Although most people still access the Internet on a computer, the use of mobile devices to check e-mail or browse the Web is growing, outpacing even laptops in some markets, according to a new study.
That's particularly the case in parts of Europe and Asia, where widespread use of the devices has been more pronounced. The strongest growth was recorded in France, the United Kingdom and Japan, according to an annual study by market research firm Ipsos Insight.
Driving much of the growth are mobile phone users over the age of 35, suggesting that mobile phone browsing is extending beyond teens and young adults, researchers said.
"Accessing the Internet on a wireless handheld device is no longer a novelty for consumers in the major global economies," Brian Cruikshank, managing director at Ipsos, said in a statement. "It's becoming a common, everyday occurrence for many people."
In the United States, there has been an uptick in the number of people who use their phones to go online, although the growth appears to be leveling off as more Americans use laptops, according to Ipsos.
The study's findings are based on a random sample of 6,544 adults in 12 nations — urban populations only in five of them — conducted in November and December.
Among other findings of the study:
- Some 52 percent of households with a mobile phone have sent or received a text message, while 37 percent have sent or received e-mail on their handsets.
- More than 90 percent of all households in South Korea, Japan and urban China own at least one mobile phone.

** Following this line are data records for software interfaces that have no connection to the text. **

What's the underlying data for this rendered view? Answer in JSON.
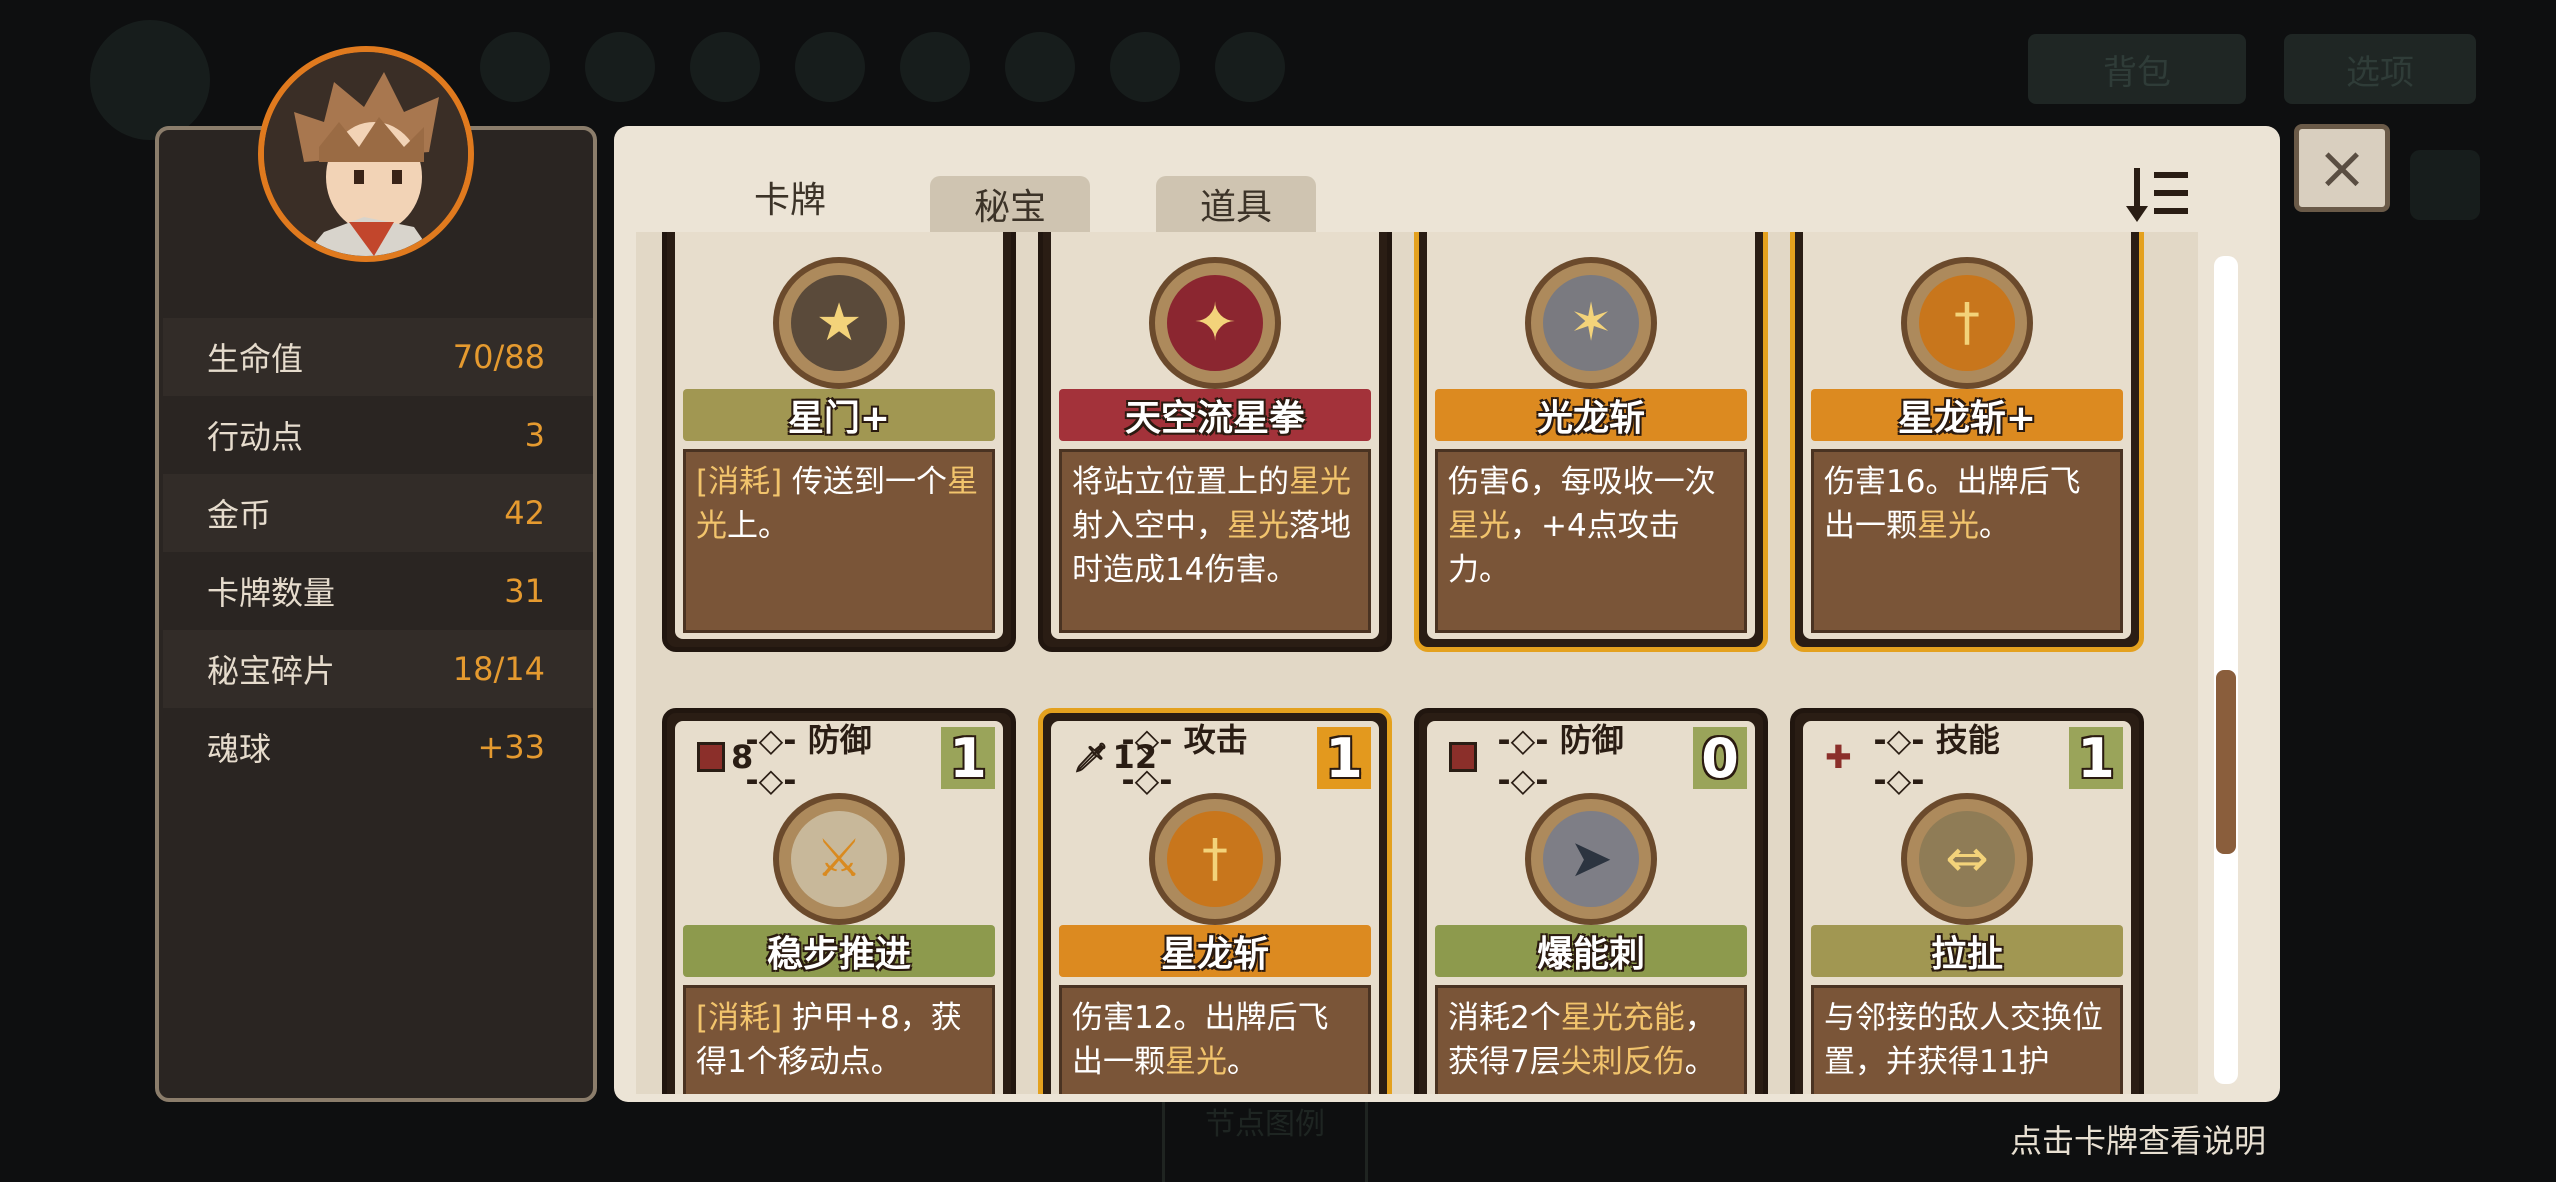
{
  "background": {
    "top_buttons": [
      "背包",
      "选项"
    ],
    "legend_label": "节点图例"
  },
  "stats": {
    "rows": [
      {
        "label": "生命值",
        "value": "70/88"
      },
      {
        "label": "行动点",
        "value": "3"
      },
      {
        "label": "金币",
        "value": "42"
      },
      {
        "label": "卡牌数量",
        "value": "31"
      },
      {
        "label": "秘宝碎片",
        "value": "18/14"
      },
      {
        "label": "魂球",
        "value": "+33"
      }
    ]
  },
  "tabs": {
    "cards": "卡牌",
    "relics": "秘宝",
    "items": "道具"
  },
  "close_icon": "×",
  "sort_icon": "sort-descending-icon",
  "hint": "点击卡牌查看说明",
  "scroll_position": 0.5,
  "cards_row1": [
    {
      "name": "星门+",
      "icon": "star-gate-icon",
      "banner": "olive",
      "desc_parts": [
        {
          "t": "[消耗]",
          "h": true
        },
        {
          "t": " 传送到一个",
          "h": false
        },
        {
          "t": "星光",
          "h": true
        },
        {
          "t": "上。",
          "h": false
        }
      ]
    },
    {
      "name": "天空流星拳",
      "icon": "sky-fist-icon",
      "banner": "red",
      "desc_parts": [
        {
          "t": "将站立位置上的",
          "h": false
        },
        {
          "t": "星光",
          "h": true
        },
        {
          "t": "射入空中，",
          "h": false
        },
        {
          "t": "星光",
          "h": true
        },
        {
          "t": "落地时造成14伤害。",
          "h": false
        }
      ]
    },
    {
      "name": "光龙斩",
      "icon": "light-dragon-icon",
      "banner": "orange",
      "gold": true,
      "desc_parts": [
        {
          "t": "伤害6，每吸收一次",
          "h": false
        },
        {
          "t": "星光",
          "h": true
        },
        {
          "t": "，+4点攻击力。",
          "h": false
        }
      ]
    },
    {
      "name": "星龙斩+",
      "icon": "star-dragon-sword-icon",
      "banner": "orange",
      "gold": true,
      "desc_parts": [
        {
          "t": "伤害16。出牌后飞出一颗",
          "h": false
        },
        {
          "t": "星光",
          "h": true
        },
        {
          "t": "。",
          "h": false
        }
      ]
    }
  ],
  "cards_row2": [
    {
      "name": "稳步推进",
      "icon": "steady-advance-icon",
      "banner": "green",
      "stat": "8",
      "type": "防御",
      "cost": "1",
      "cost_color": "green",
      "desc_parts": [
        {
          "t": "[消耗]",
          "h": true
        },
        {
          "t": " 护甲+8，获得1个移动点。",
          "h": false
        }
      ]
    },
    {
      "name": "星龙斩",
      "icon": "star-dragon-sword-icon",
      "banner": "orange",
      "stat": "12",
      "type": "攻击",
      "cost": "1",
      "cost_color": "orange",
      "gold": true,
      "desc_parts": [
        {
          "t": "伤害12。出牌后飞出一颗",
          "h": false
        },
        {
          "t": "星光",
          "h": true
        },
        {
          "t": "。",
          "h": false
        }
      ]
    },
    {
      "name": "爆能刺",
      "icon": "burst-pierce-icon",
      "banner": "green",
      "stat": "",
      "type": "防御",
      "cost": "0",
      "cost_color": "green",
      "desc_parts": [
        {
          "t": "消耗2个",
          "h": false
        },
        {
          "t": "星光充能",
          "h": true
        },
        {
          "t": "，获得7层",
          "h": false
        },
        {
          "t": "尖刺反伤",
          "h": true
        },
        {
          "t": "。",
          "h": false
        }
      ]
    },
    {
      "name": "拉扯",
      "icon": "pull-icon",
      "banner": "olive",
      "stat": "",
      "type": "技能",
      "cost": "1",
      "cost_color": "green",
      "desc_parts": [
        {
          "t": "与邻接的敌人交换位置，并获得11护",
          "h": false
        }
      ]
    }
  ]
}
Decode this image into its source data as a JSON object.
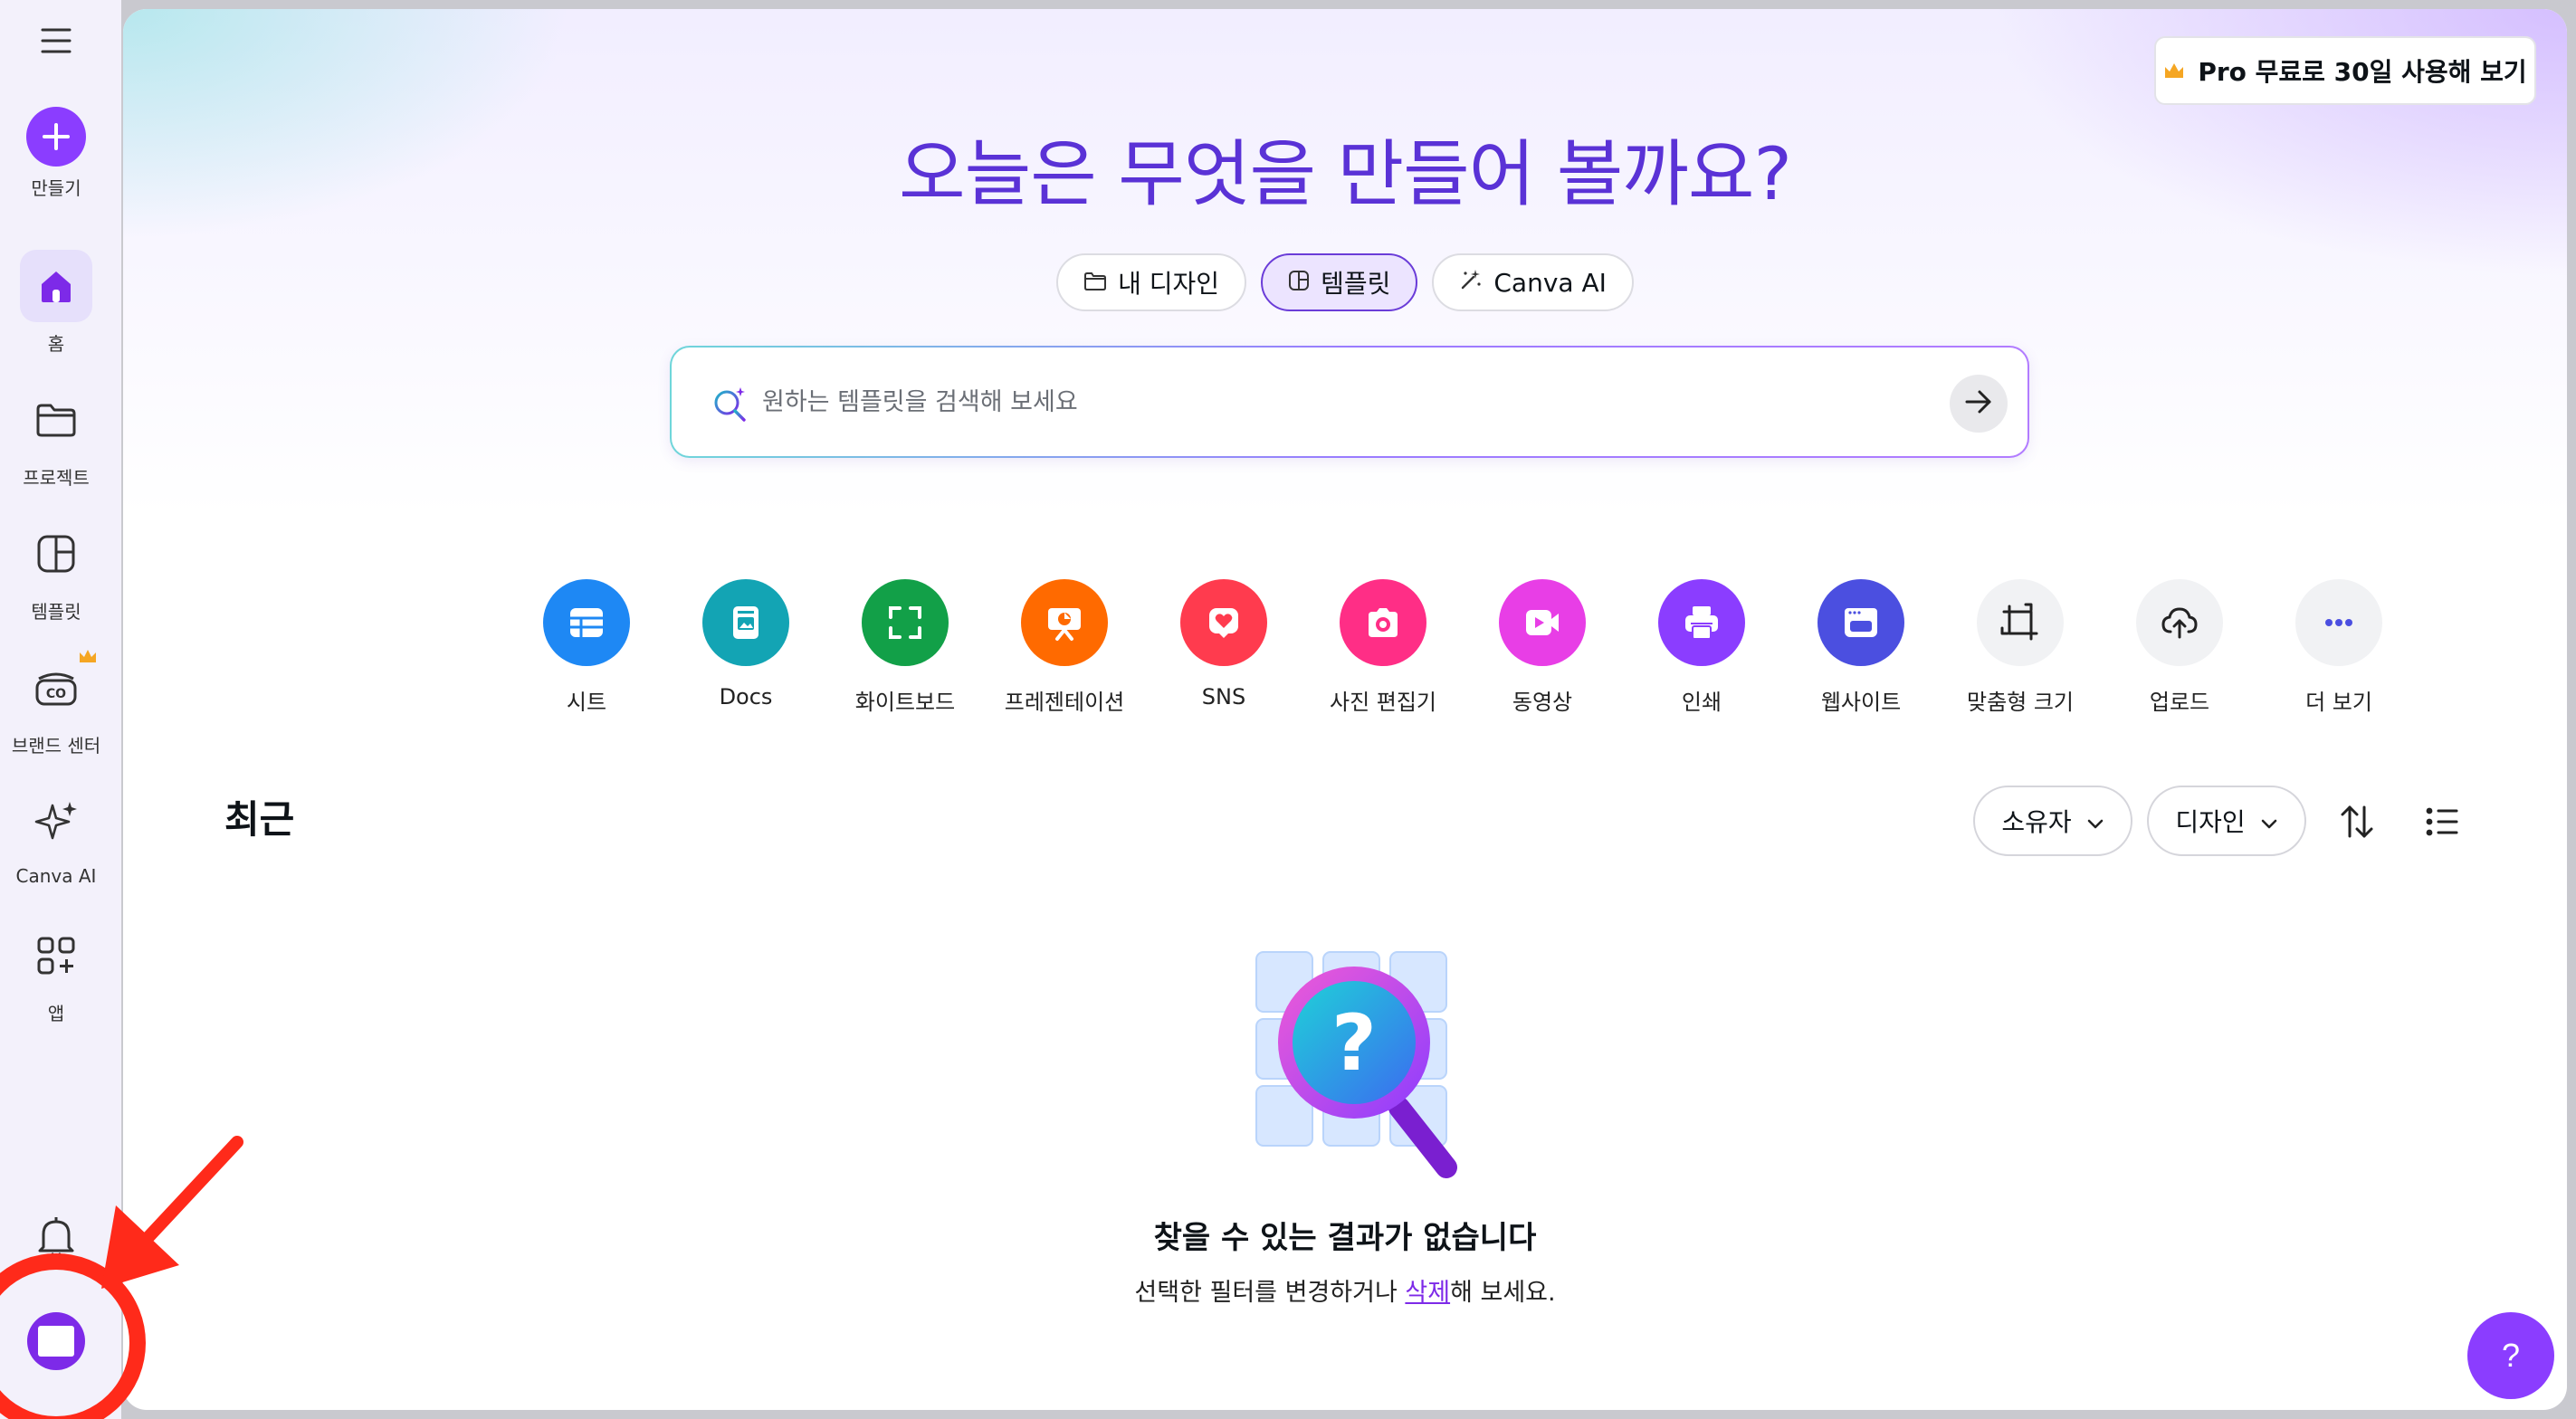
{
  "sidebar": {
    "create_label": "만들기",
    "items": [
      {
        "label": "홈"
      },
      {
        "label": "프로젝트"
      },
      {
        "label": "템플릿"
      },
      {
        "label": "브랜드 센터"
      },
      {
        "label": "Canva AI"
      },
      {
        "label": "앱"
      }
    ]
  },
  "header": {
    "pro_button": "Pro 무료로 30일 사용해 보기"
  },
  "hero": {
    "title": "오늘은 무엇을 만들어 볼까요?",
    "tabs": [
      {
        "label": "내 디자인"
      },
      {
        "label": "템플릿"
      },
      {
        "label": "Canva AI"
      }
    ],
    "search_placeholder": "원하는 템플릿을 검색해 보세요"
  },
  "shortcuts": [
    {
      "label": "시트",
      "color": "#1e88f4",
      "icon": "sheet-icon"
    },
    {
      "label": "Docs",
      "color": "#13a4b4",
      "icon": "docs-icon"
    },
    {
      "label": "화이트보드",
      "color": "#12a048",
      "icon": "whiteboard-icon"
    },
    {
      "label": "프레젠테이션",
      "color": "#ff6a00",
      "icon": "presentation-icon"
    },
    {
      "label": "SNS",
      "color": "#ff3b4e",
      "icon": "heart-icon"
    },
    {
      "label": "사진 편집기",
      "color": "#ff2e86",
      "icon": "camera-icon"
    },
    {
      "label": "동영상",
      "color": "#e83ee6",
      "icon": "video-icon"
    },
    {
      "label": "인쇄",
      "color": "#8b3dff",
      "icon": "printer-icon"
    },
    {
      "label": "웹사이트",
      "color": "#4b4fe0",
      "icon": "website-icon"
    },
    {
      "label": "맞춤형 크기",
      "color": "#f1f2f4",
      "icon": "resize-icon"
    },
    {
      "label": "업로드",
      "color": "#f1f2f4",
      "icon": "upload-icon"
    },
    {
      "label": "더 보기",
      "color": "#f1f2f4",
      "icon": "more-icon"
    }
  ],
  "recent": {
    "title": "최근",
    "filter_owner": "소유자",
    "filter_design": "디자인",
    "empty_title": "찾을 수 있는 결과가 없습니다",
    "empty_sub_before": "선택한 필터를 변경하거나 ",
    "empty_sub_link": "삭제",
    "empty_sub_after": "해 보세요."
  },
  "help_label": "?",
  "colors": {
    "brand_purple": "#8b3dff",
    "title_purple": "#5a32d6",
    "annotation_red": "#ff2a1a"
  }
}
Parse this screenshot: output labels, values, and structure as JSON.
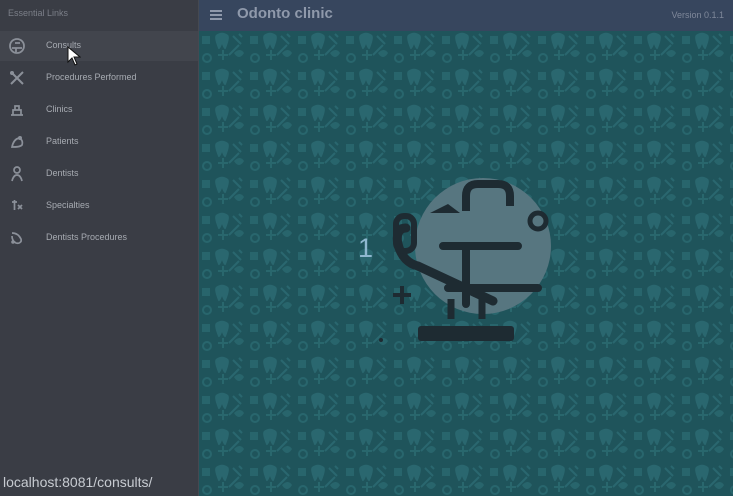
{
  "app": {
    "title": "Odonto clinic",
    "version": "Version 0.1.1"
  },
  "drawer": {
    "title": "Essential Links",
    "items": [
      {
        "label": "Consults",
        "icon": "dental-chair-icon",
        "active": true
      },
      {
        "label": "Procedures Performed",
        "icon": "dental-tools-icon",
        "active": false
      },
      {
        "label": "Clinics",
        "icon": "clinic-icon",
        "active": false
      },
      {
        "label": "Patients",
        "icon": "patient-icon",
        "active": false
      },
      {
        "label": "Dentists",
        "icon": "dentist-icon",
        "active": false
      },
      {
        "label": "Specialties",
        "icon": "specialty-icon",
        "active": false
      },
      {
        "label": "Dentists Procedures",
        "icon": "procedures-icon",
        "active": false
      }
    ]
  },
  "main": {
    "background_color": "#1f545b",
    "badge_number": "1"
  },
  "status": {
    "url": "localhost:8081/consults/"
  }
}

- In Western Europe, 80 percent of all households owned a mobile phone, while in Canada, 60 percent of households do.
- In the United States, about 3 in 4 households own a mobile phone.